TPM spoke with Bob Vander Plaats, the Iowa conservative activist and former gubernatorial candidate who has pitched the “Marriage Vow” pledge for presidential candidates competing in the state caucuses. And while he’s not too perturbed that Newt Gingrich and Tim Pawlenty are not signing it (at least not yet), he’s got some pretty strong words for Mitt Romney.
Tuesday night, Romney’s campaign slammed the pledge, saying that it “contained references and provisions that were undignified and inappropriate for a presidential campaign.
“One of the reasons we put the pledge together was for a person or candidate like Gov. Romney,” Vander Plaats told TPM, “because it’s been well documented that Gov. Romney has been all over the board when it comes to marriage, or abortion, or universal health care.”
Vander Plaats also added: “These types of no-commitments on my part to marriage and family, I don’t think that’s going to do his campaign any favors in the state of Iowa.
The “Marriage Vow” involves a candidate pledging personal fidelity to his or her spouse, that he or she would change divorce laws to make “quickie divorces” more difficult, and would oppose gay marriage, pornography, and “Sharia Islam,” among other things.

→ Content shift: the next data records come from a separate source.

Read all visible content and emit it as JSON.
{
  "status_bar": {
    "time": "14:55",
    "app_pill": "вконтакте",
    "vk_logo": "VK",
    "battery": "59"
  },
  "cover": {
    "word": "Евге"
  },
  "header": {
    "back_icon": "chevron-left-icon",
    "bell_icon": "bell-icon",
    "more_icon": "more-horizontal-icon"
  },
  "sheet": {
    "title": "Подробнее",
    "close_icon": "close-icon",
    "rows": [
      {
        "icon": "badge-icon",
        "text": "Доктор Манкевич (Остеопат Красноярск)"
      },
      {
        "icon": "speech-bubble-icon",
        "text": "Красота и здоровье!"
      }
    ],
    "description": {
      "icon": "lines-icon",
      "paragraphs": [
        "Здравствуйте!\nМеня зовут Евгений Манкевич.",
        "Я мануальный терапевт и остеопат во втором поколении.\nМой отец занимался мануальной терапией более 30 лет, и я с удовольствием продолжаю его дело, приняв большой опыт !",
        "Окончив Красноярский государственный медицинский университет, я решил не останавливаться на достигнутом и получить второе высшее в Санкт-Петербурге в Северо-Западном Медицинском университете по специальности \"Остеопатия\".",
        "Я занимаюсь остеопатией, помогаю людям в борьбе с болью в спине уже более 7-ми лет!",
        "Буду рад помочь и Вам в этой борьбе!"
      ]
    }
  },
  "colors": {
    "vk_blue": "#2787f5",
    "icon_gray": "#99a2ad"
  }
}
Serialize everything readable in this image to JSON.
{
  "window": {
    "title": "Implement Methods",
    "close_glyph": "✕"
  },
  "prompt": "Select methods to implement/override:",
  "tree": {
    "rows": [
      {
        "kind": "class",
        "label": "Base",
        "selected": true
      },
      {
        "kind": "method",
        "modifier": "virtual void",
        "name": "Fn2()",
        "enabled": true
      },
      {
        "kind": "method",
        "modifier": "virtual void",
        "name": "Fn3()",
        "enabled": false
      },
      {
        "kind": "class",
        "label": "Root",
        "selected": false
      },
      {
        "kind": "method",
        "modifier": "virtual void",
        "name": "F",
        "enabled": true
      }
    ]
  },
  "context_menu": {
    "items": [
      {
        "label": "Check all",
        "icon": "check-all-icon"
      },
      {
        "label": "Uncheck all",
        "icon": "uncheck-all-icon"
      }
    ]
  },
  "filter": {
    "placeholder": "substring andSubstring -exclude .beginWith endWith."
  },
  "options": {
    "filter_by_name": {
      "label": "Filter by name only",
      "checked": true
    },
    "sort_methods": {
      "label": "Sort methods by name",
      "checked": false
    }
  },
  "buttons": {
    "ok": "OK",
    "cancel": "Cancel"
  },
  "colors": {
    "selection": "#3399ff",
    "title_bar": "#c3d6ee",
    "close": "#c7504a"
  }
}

Two Republican candidates, Michele Bachmann and Rick Santorum, signed the pledge, and then immediately encountered controversy due to the resolution’s original preamble language on slavery — which has since been edited out — stating, quite contrary to the facts, that African-American families were more secure under slavery than they are today, under an African-American president.

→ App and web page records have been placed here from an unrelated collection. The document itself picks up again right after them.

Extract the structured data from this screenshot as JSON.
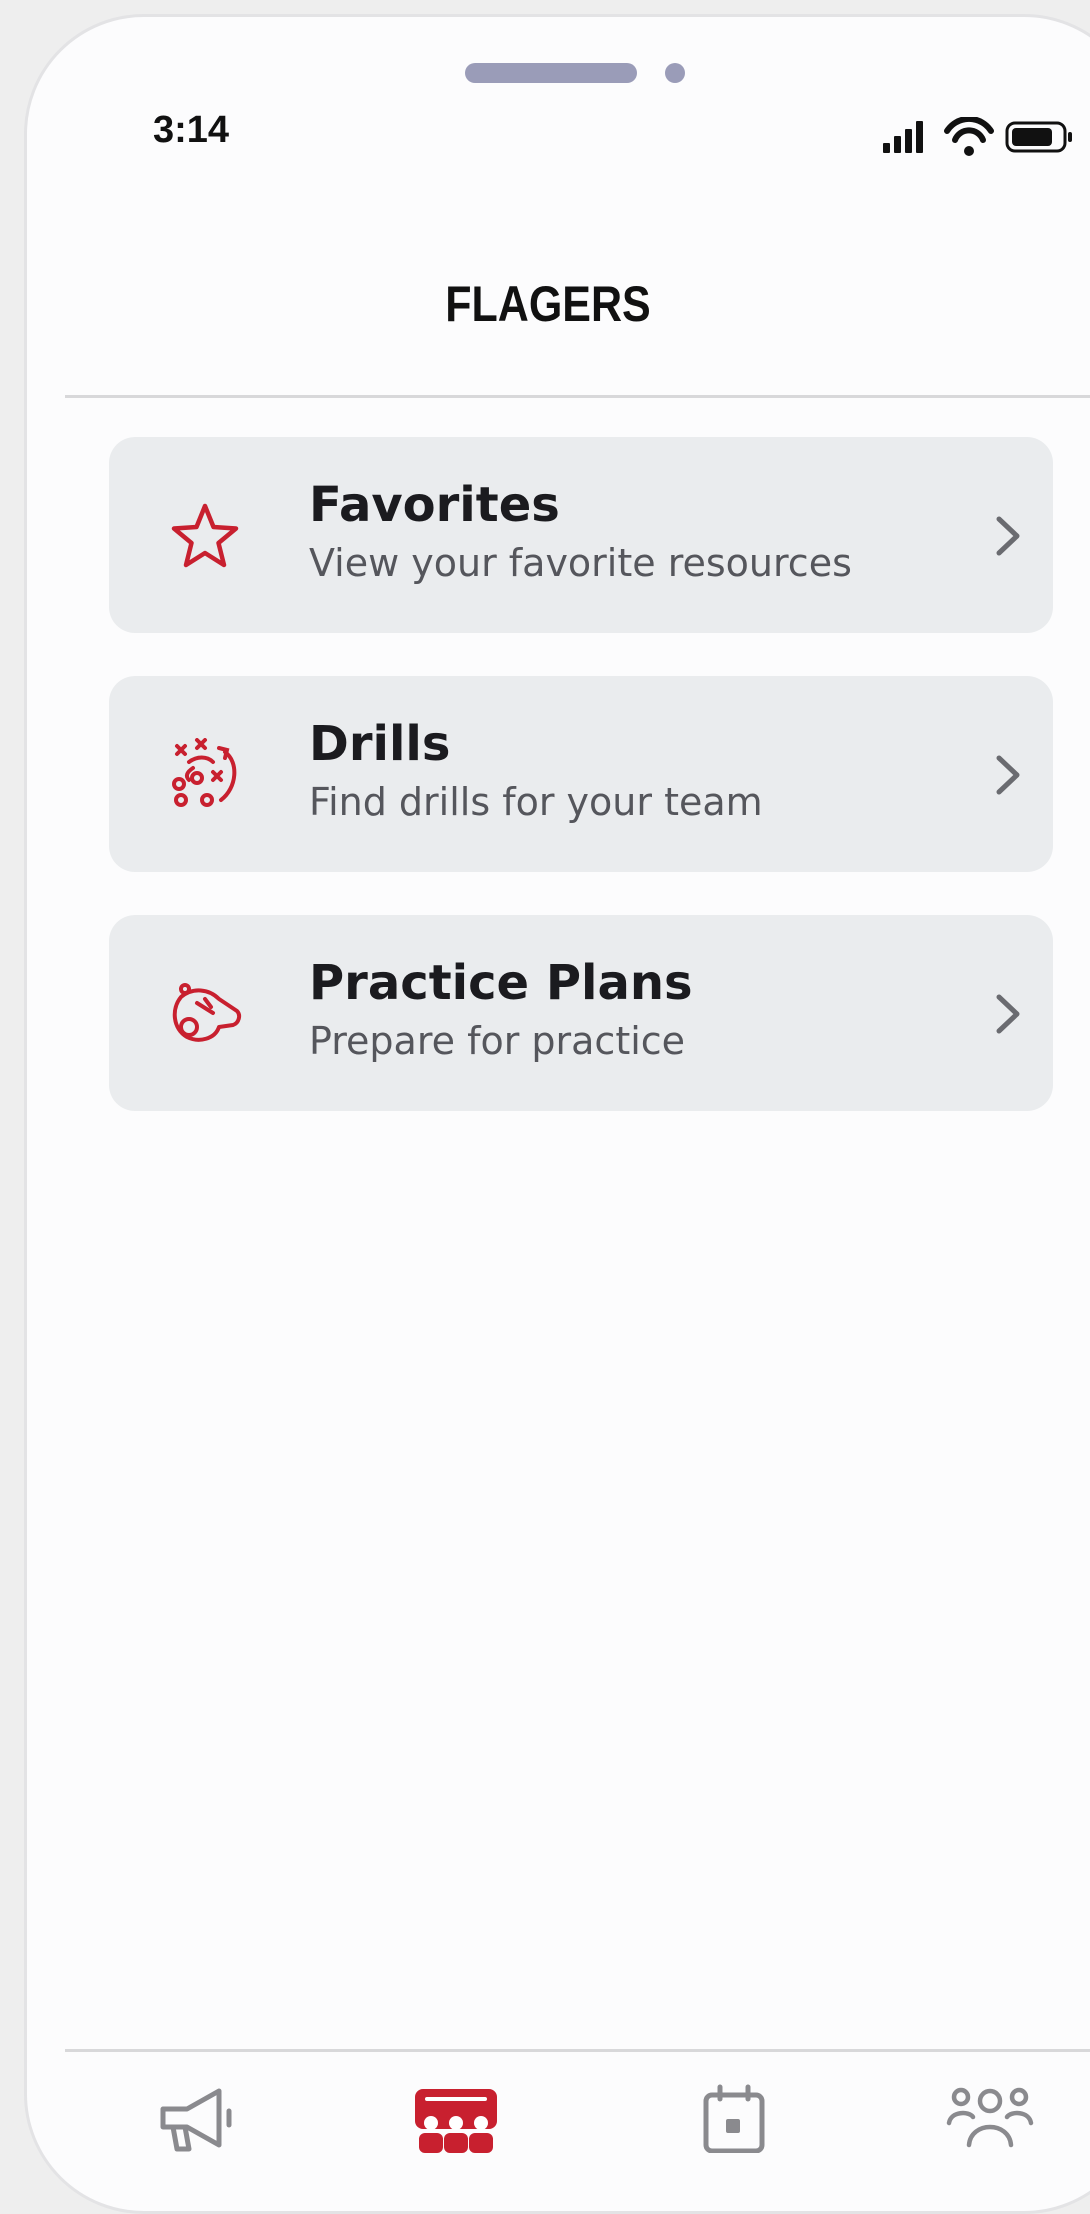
{
  "status_bar": {
    "time": "3:14",
    "icons": [
      "signal-icon",
      "wifi-icon",
      "battery-icon"
    ]
  },
  "header": {
    "title": "FLAGERS"
  },
  "menu": {
    "items": [
      {
        "title": "Favorites",
        "subtitle": "View your favorite resources",
        "icon": "star-icon"
      },
      {
        "title": "Drills",
        "subtitle": "Find drills for your team",
        "icon": "playbook-icon"
      },
      {
        "title": "Practice Plans",
        "subtitle": "Prepare for practice",
        "icon": "whistle-icon"
      }
    ]
  },
  "tab_bar": {
    "items": [
      {
        "icon": "megaphone-icon",
        "active": false
      },
      {
        "icon": "team-icon",
        "active": true
      },
      {
        "icon": "calendar-icon",
        "active": false
      },
      {
        "icon": "people-icon",
        "active": false
      }
    ]
  },
  "colors": {
    "accent": "#c8202f",
    "card_background": "#eaecee",
    "title_text": "#1b1b1f",
    "subtitle_text": "#55565c",
    "inactive_icon": "#8a8a8e"
  }
}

Earlier, Newt Gingrich declined to sign the pledge for now — instead wanting to work with the group to clarify other language in the pledge. Then today, Pawlenty released a statement saying in part: “rather than sign onto the words chosen by others, I prefer to choose my own words, especially seeking to show compassion to those who are in broken families through no fault of their own.”
Vander Plaats told TPM that such statements would not fully replace the pledge, but that he would be glad to work with Gingrich, and appreciates Pawlenty’s statement (which he had not yet had the chance to read, with the key quote being told to him over the phone during the interview) and invites the candidates to make their case to voters in Iowa.
“I think they’re vastly different,” said Vander Plaats. “I mean, Romney says it’s undignified and inappropriate. Undignified and inappropriate is a long way from Newt saying i want my policy guys to work with Vander Plaats and his team. And it’s a long way from the statement from Pawlenty that you just read to me.”